**EXERCISE:** The records that follow should be returned exactly, pictures excluded.

===== DATA FOR THE TASK

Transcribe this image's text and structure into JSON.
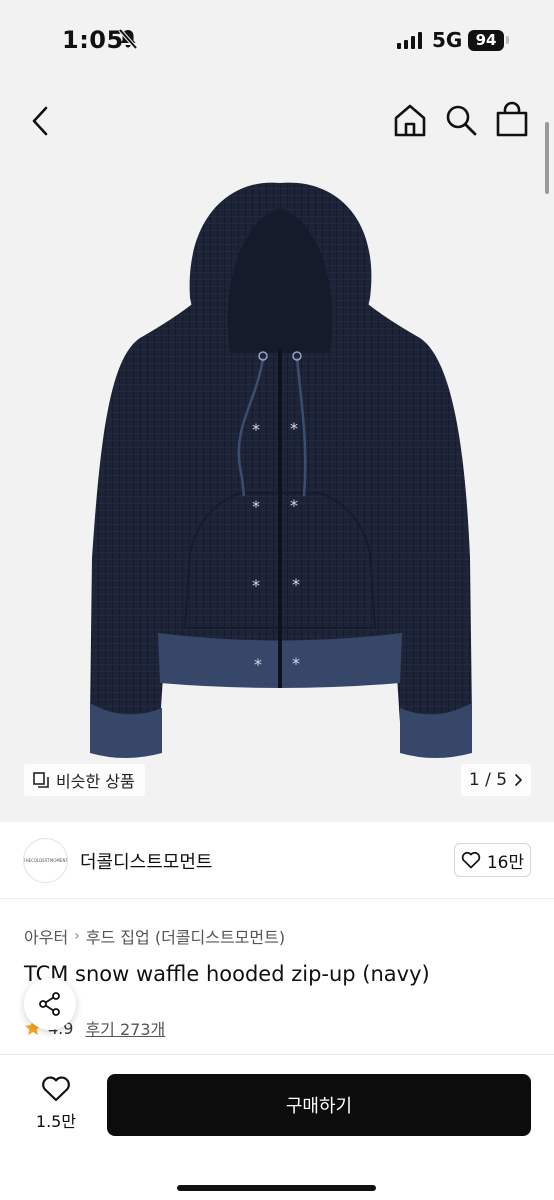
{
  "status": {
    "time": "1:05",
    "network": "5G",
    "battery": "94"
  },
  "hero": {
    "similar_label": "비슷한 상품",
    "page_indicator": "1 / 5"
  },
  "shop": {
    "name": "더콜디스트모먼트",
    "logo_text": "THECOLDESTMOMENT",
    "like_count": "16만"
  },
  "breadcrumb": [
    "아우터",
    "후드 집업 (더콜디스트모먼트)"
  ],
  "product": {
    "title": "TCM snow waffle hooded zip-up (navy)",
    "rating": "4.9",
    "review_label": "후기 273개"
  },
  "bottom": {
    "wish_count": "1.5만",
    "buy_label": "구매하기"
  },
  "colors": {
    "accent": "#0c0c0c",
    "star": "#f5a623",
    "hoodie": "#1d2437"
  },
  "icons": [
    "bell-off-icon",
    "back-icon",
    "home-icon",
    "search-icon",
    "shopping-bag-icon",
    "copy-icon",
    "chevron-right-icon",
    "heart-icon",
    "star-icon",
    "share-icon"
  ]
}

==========

**EXERCISE ANSWER:**
Transcribe this image's text and structure into JSON.
{
  "status": {
    "time": "1:05",
    "network": "5G",
    "battery": "94"
  },
  "hero": {
    "similar_label": "비슷한 상품",
    "page_indicator": "1 / 5"
  },
  "shop": {
    "name": "더콜디스트모먼트",
    "logo_text": "THECOLDESTMOMENT",
    "like_count": "16만"
  },
  "breadcrumb": [
    "아우터",
    "후드 집업 (더콜디스트모먼트)"
  ],
  "product": {
    "title": "TCM snow waffle hooded zip-up (navy)",
    "rating": "4.9",
    "review_label": "후기 273개"
  },
  "bottom": {
    "wish_count": "1.5만",
    "buy_label": "구매하기"
  },
  "colors": {
    "accent": "#0c0c0c",
    "star": "#f5a623",
    "hoodie": "#1d2437"
  },
  "icons": [
    "bell-off-icon",
    "back-icon",
    "home-icon",
    "search-icon",
    "shopping-bag-icon",
    "copy-icon",
    "chevron-right-icon",
    "heart-icon",
    "star-icon",
    "share-icon"
  ]
}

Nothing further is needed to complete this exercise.